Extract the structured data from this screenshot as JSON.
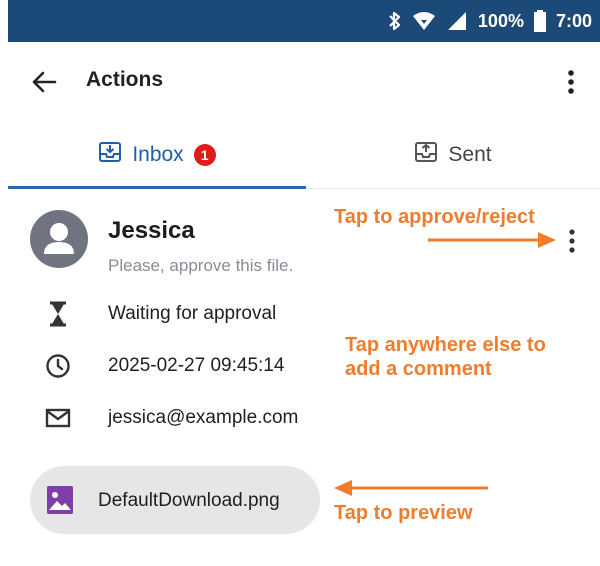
{
  "status_bar": {
    "battery": "100%",
    "time": "7:00"
  },
  "app_bar": {
    "title": "Actions"
  },
  "tabs": [
    {
      "label": "Inbox",
      "badge": "1",
      "selected": true
    },
    {
      "label": "Sent",
      "selected": false
    }
  ],
  "item": {
    "sender": "Jessica",
    "message": "Please, approve this file.",
    "status": "Waiting for approval",
    "timestamp": "2025-02-27 09:45:14",
    "email": "jessica@example.com",
    "attachment": "DefaultDownload.png"
  },
  "annotations": {
    "approve": "Tap to approve/reject",
    "comment_line1": "Tap anywhere else to",
    "comment_line2": "add a comment",
    "preview": "Tap to preview"
  },
  "colors": {
    "status_bar": "#1c4a78",
    "accent": "#2a6bb3",
    "badge": "#e01b1b",
    "annotation": "#f07d2d"
  }
}
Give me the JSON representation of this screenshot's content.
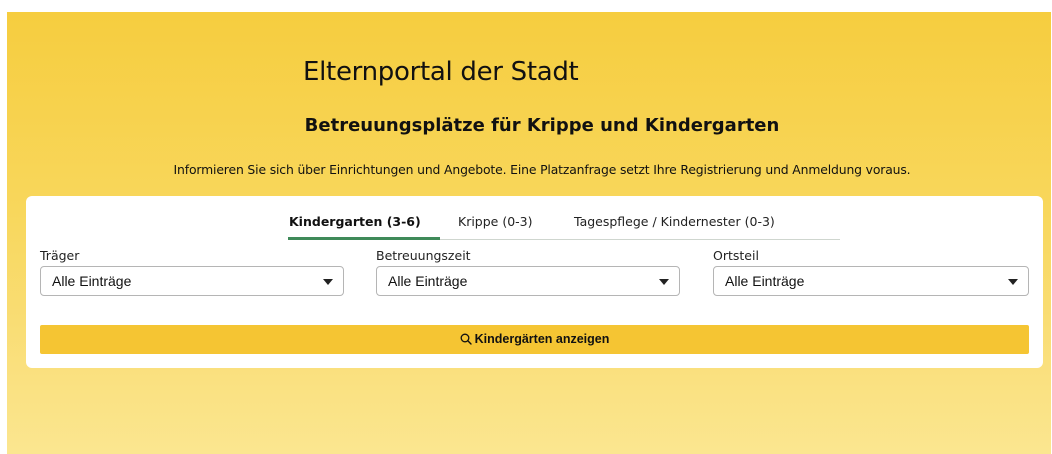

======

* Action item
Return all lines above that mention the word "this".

* Output of the task
Extract the structured data from this screenshot as JSON.
    "message": "Please, approve this file.",
Give me the JSON representation of this screenshot's content.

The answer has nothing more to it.